    Can you also set the drive as a wifi client, so that you can access it on a local network, but all of the traffic is not routed through it? That would solve bad ping times.

  • smileman

    “What happens when you unplug the USB 3.0 cable and run the same benchmark with the drive wirelessly connected to our systems 802.11ac wireless solution?”

    What happens is that my hope that this device is quick enough to wirelessly stream reliable Hi-Def audio just went out the window.

    Thanks for testing.

  • A

    Is it possible to back up an SD card to this hard drive without a computer? This would be a fantastic storage option for photographers in the field.

    • Nathan Kirsch

      You bet! You just pop an SD card into it and you can set it up to automatically copy the contents or move the contents to the My Passport Wireless. No PC needed!

      • KH

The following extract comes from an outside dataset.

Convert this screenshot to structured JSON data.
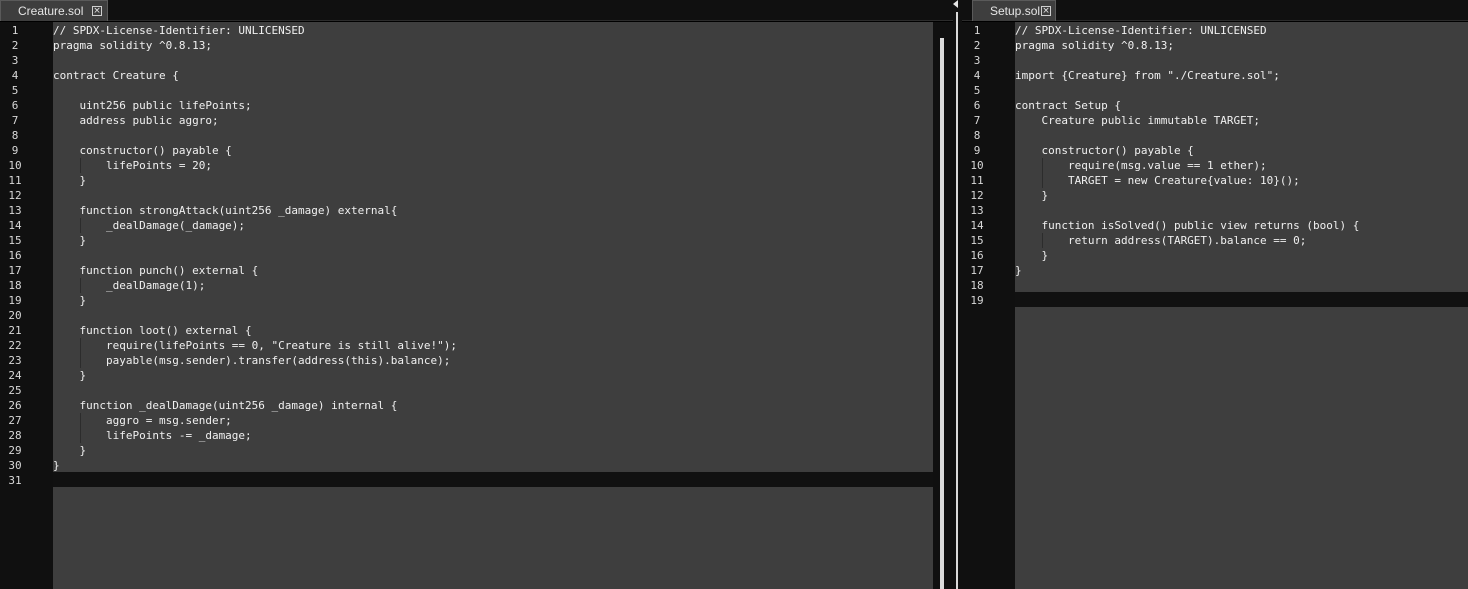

        Any speed test on the copying content from SD? Say, how long for a full 16GB SD?